▶ **TASK DETAILS**
Check every line of the data below for the word "zprávy", then give only the number of lines that have it.

▶ **GIVEN RECORDS**
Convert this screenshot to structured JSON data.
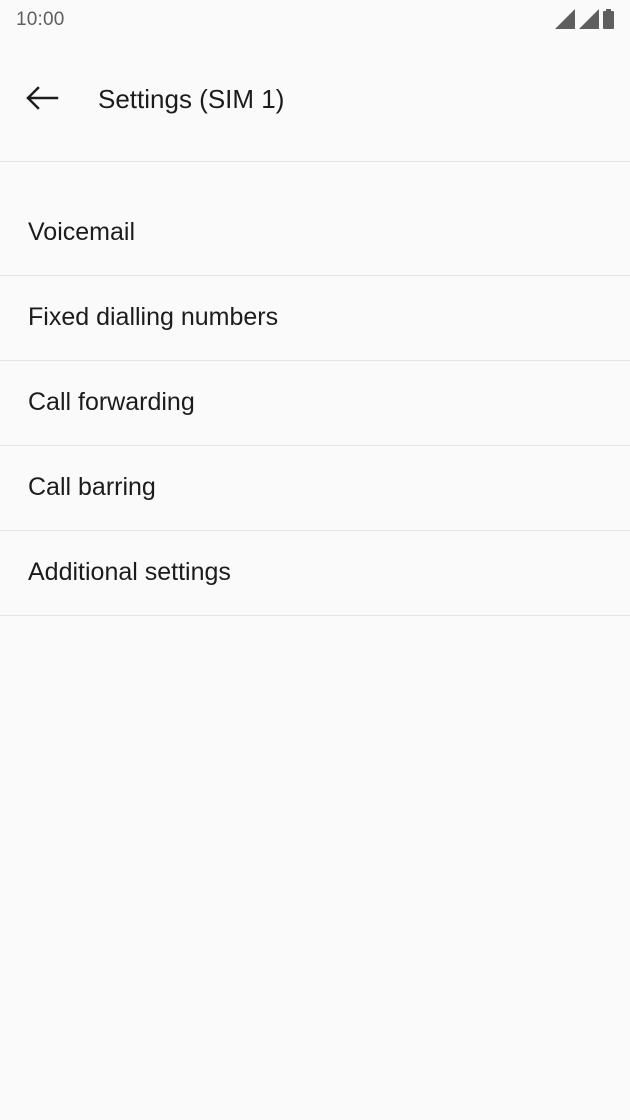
{
  "status_bar": {
    "time": "10:00",
    "icons": [
      "signal-sim1-icon",
      "signal-sim2-icon",
      "battery-icon"
    ]
  },
  "toolbar": {
    "back_icon": "arrow-back-icon",
    "title": "Settings (SIM 1)"
  },
  "settings": {
    "items": [
      {
        "label": "Voicemail"
      },
      {
        "label": "Fixed dialling numbers"
      },
      {
        "label": "Call forwarding"
      },
      {
        "label": "Call barring"
      },
      {
        "label": "Additional settings"
      }
    ]
  },
  "colors": {
    "background": "#fafafa",
    "text_primary": "#1c1c1c",
    "text_secondary": "#5f5f5f",
    "divider": "#e4e4e4"
  }
}
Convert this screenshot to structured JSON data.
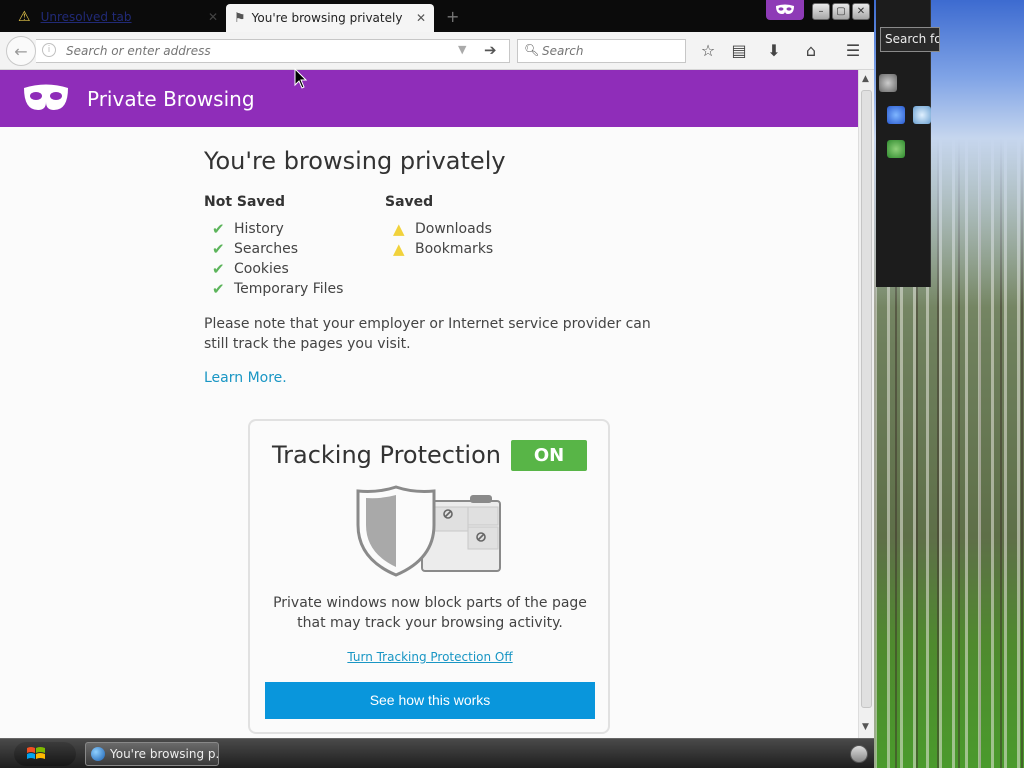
{
  "tabs": {
    "inactive": {
      "label": "Unresolved tab"
    },
    "active": {
      "label": "You're browsing privately"
    },
    "new_tab": "+"
  },
  "navbar": {
    "url_placeholder": "Search or enter address",
    "search_placeholder": "Search"
  },
  "header": {
    "title": "Private Browsing"
  },
  "main": {
    "heading": "You're browsing privately",
    "not_saved": {
      "heading": "Not Saved",
      "items": [
        "History",
        "Searches",
        "Cookies",
        "Temporary Files"
      ]
    },
    "saved": {
      "heading": "Saved",
      "items": [
        "Downloads",
        "Bookmarks"
      ]
    },
    "note": "Please note that your employer or Internet service provider can still track the pages you visit.",
    "learn_more": "Learn More."
  },
  "tracking": {
    "title": "Tracking Protection",
    "status": "ON",
    "description": "Private windows now block parts of the page that may track your browsing activity.",
    "turn_off_link": "Turn Tracking Protection Off",
    "see_how_button": "See how this works"
  },
  "taskbar": {
    "task_label": "You're browsing p..."
  },
  "desktop": {
    "search_label": "Search fo"
  },
  "colors": {
    "private_purple": "#8f2db9",
    "on_green": "#58b547",
    "button_blue": "#0996dc",
    "link_blue": "#1996c4",
    "check_green": "#5cb45b",
    "warning_yellow": "#f1d23c"
  }
}
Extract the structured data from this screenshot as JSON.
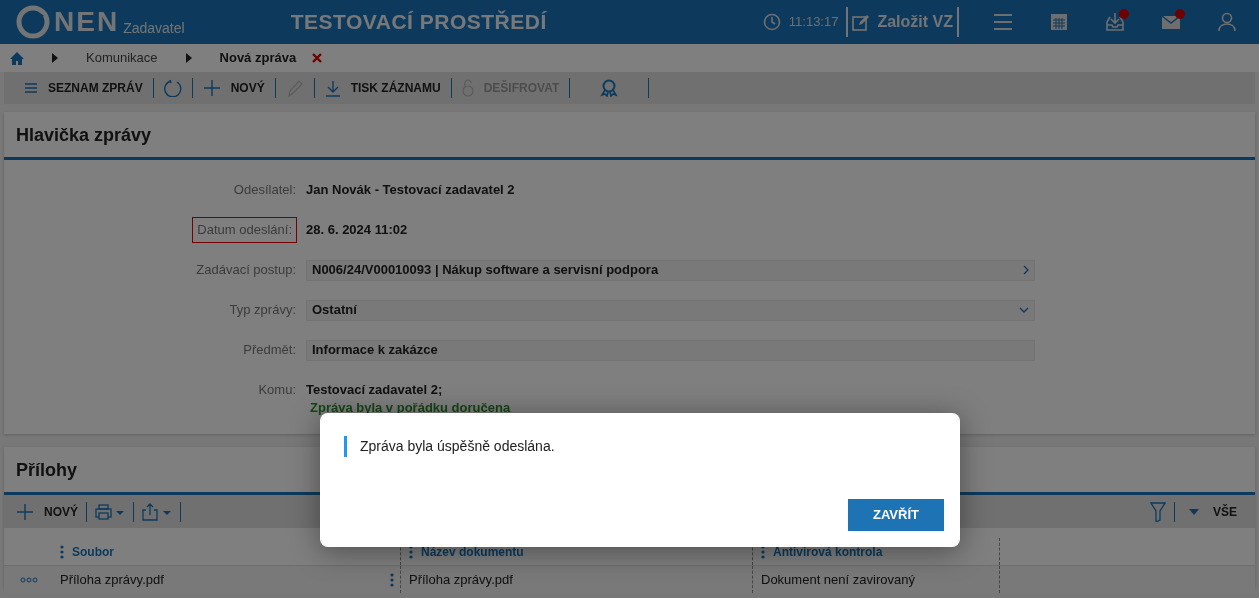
{
  "header": {
    "logo": "NEN",
    "subtitle": "Zadavatel",
    "environment": "TESTOVACÍ PROSTŘEDÍ",
    "time": "11:13:17",
    "create_button": "Založit VZ",
    "icons": [
      {
        "kind": "menu",
        "badge": false
      },
      {
        "kind": "calendar",
        "badge": false
      },
      {
        "kind": "inbox",
        "badge": true
      },
      {
        "kind": "mail",
        "badge": true
      },
      {
        "kind": "user",
        "badge": false
      }
    ]
  },
  "breadcrumb": {
    "items": [
      "Komunikace",
      "Nová zpráva"
    ]
  },
  "toolbar": [
    {
      "kind": "list",
      "label": "SEZNAM ZPRÁV",
      "disabled": false
    },
    {
      "kind": "refresh",
      "disabled": false
    },
    {
      "kind": "plus",
      "label": "NOVÝ",
      "disabled": false
    },
    {
      "kind": "pencil",
      "disabled": true
    },
    {
      "kind": "download",
      "label": "TISK ZÁZNAMU",
      "disabled": false
    },
    {
      "kind": "lock",
      "label": "DEŠIFROVAT",
      "disabled": true
    },
    {
      "kind": "award",
      "disabled": false
    }
  ],
  "header_section": {
    "title": "Hlavička zprávy",
    "fields": [
      {
        "label": "Odesílatel:",
        "value": "Jan Novák - Testovací zadavatel 2",
        "kind": "text",
        "highlighted": false
      },
      {
        "label": "Datum odeslání:",
        "value": "28. 6. 2024 11:02",
        "kind": "text",
        "highlighted": true
      },
      {
        "label": "Zadávací postup:",
        "value": "N006/24/V00010093 | Nákup software a servisní podpora",
        "kind": "link",
        "highlighted": false
      },
      {
        "label": "Typ zprávy:",
        "value": "Ostatní",
        "kind": "select",
        "highlighted": false
      },
      {
        "label": "Předmět:",
        "value": "Informace k zakázce",
        "kind": "input",
        "highlighted": false
      },
      {
        "label": "Komu:",
        "value": "Testovací zadavatel 2;",
        "kind": "text",
        "highlighted": false
      }
    ],
    "status": "Zpráva byla v pořádku doručena"
  },
  "attachments": {
    "title": "Přílohy",
    "new_label": "NOVÝ",
    "filter_label": "VŠE",
    "columns": [
      "Soubor",
      "Název dokumentu",
      "Antivirová kontrola"
    ],
    "rows": [
      [
        "Příloha zprávy.pdf",
        "Příloha zprávy.pdf",
        "Dokument není zavirovaný"
      ]
    ]
  },
  "dialog": {
    "message": "Zpráva byla úspěšně odeslána.",
    "button": "ZAVŘÍT"
  }
}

▶ **RESULT OF THE EXERCISE**
4